Pope Benedict XVI said, in his message for World Youth Day in 2009, “If Jesus has become your hope, communicate this to others with your joy and your spiritual, apostolic and social engagement. Let Christ dwell within you, and having placed all your faith and trust in Him, spread this hope around you. Make choices that demonstrate your faith.” Belize gave me this chance.
Just a few days ago I arrived back in the country after a Spring Break mission trip with

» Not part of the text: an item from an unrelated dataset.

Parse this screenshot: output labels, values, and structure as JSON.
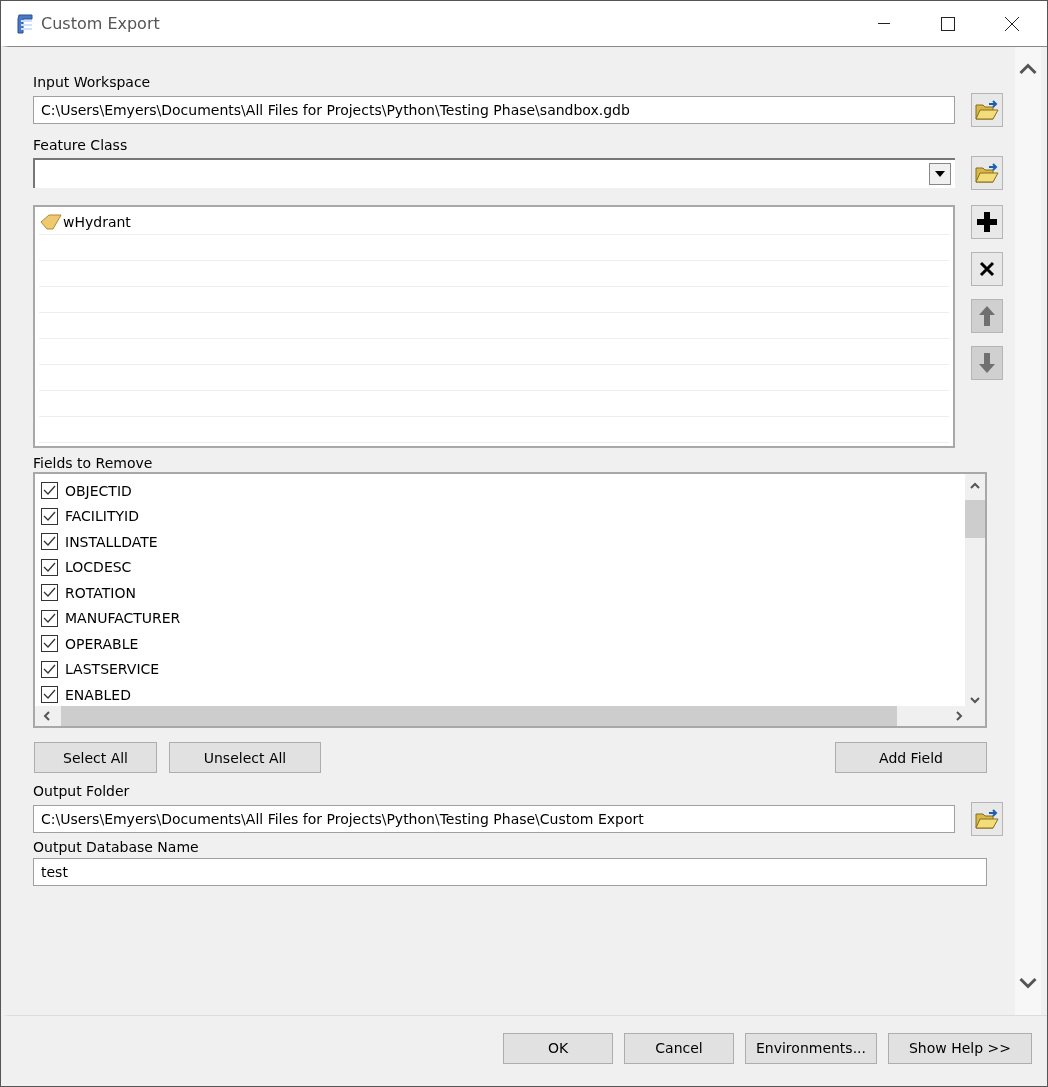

18 other students and Fr. Shawn Roberson to Benque Viejo in Belize. It was incredible. It was difficult and challenging and exhausting and all kinds of wonderful. This mission trip, for me, was a true chance to communicate the joy of Christ in a way that I never had before. The Belize Mission is focused primarily on Theology of the Body, evangelizing about authentic love and the true meaning and purpose of sexuality in God’s plan. Largely, we accomplish this by sharing our own testimonies of healing along with teaching the religion classes in some of the High Schools in Belize, and then at the end of the week hosting a huge Festival of Praise for all the kids where we sing Praise and Worship, offer to pray with them, and have confessions available. Amidst all the brokenness in their families and communities, we come to them for a week to be with them, love them, and show them how Christ has transformed our brokenness so that they might take the risk of letting God into their hearts.
You can’t walk away from something like that unchanged. My heart has been forever altered by my experience in Belize, because of the things I saw and did, because of the kids that I met and their willingness to open their whole hearts to us, and in a big way, because of every member of our mission team.
On the second full day of our time in Belize, our whole team went with some of the kids to Xunantunich, some of the biggest Mayan Ruins close to Benque Viejo, and climbed to the very top. The view from up there was unreal. But getting to see that view was the struggle, because I’m terribly afraid of heights. Finally, with the coaxing and help of my friends, I was able to climb the tiny stone staircases all the way to the top and actually take in the glorious sight. And even though at first I was shaking all over, overcome by my fear, once I beheld the view of the Belezian mountains in the distance and took a few breaths, I was able to let my anxiety go and place myself in the fullness of the experience, taking it all in and recognizing the goodness of God in it all.
The next day, which was our first day heading into the classrooms to actually teach, I found myself bearing a nervousness and fear just like I had the day prior. As I was sharing about these frustrating feelings on our long morning walk to the bus stop, one of my mission team partners turned to me and said, “Corinne. This is just like the Ruins. Look at how God took your fear and overcame it with His glory. You don’t have to be afraid.” This was just one of many moments when my friends on mission bore incredible witness of Christ to me. And, he was right! All my anxiety and fear about not being good enough or prepared enough was soon to be overcome by the glory of what it meant to be so vulnerable for the sake of evangelization, and the beauty of all of the students I encountered at Sacred Heart High School. In my uncertainty, I was looking to myself. But when I stopped to gaze out before me, I recognized the goodness of God in it all, just like the view from the top of Xunantunich.
I had the time of my life in Belize, even when it was difficult, and challenging, and demanded me to face my fears. Or more realistically, I had the time of my life in Belize because of these things. I entered into this Mission Territory thinking I would be the one doing lots of work, but the truth is that everything that was accomplished was all by the grace of God in the hearts of the kids, of the team, and especially within me personally. Nothing is the same after Belize.
Ad Majoram Dei Gloriam.
All of my travels so far have been enlightening, teaching me things about the world and myself, both of which I am so grateful for. And as much as what I’ve experienced so far has exceeded my expectations, I did set off on this trip to Austria prepared for adventure. I was kind of ready for it, or at least ready for the unknown that it was to be. But it’s what I wasn’t expecting, the hidden treasures of life in the Kartause, that have turned out to be some of the greatest gifts so far. That’s what I want to share with you today: the unexpected gifts that I have received already from the Franciscan Austria Program. And hopefully in so doing, I’ll be able to give you a little taste of what Austria’s like for me.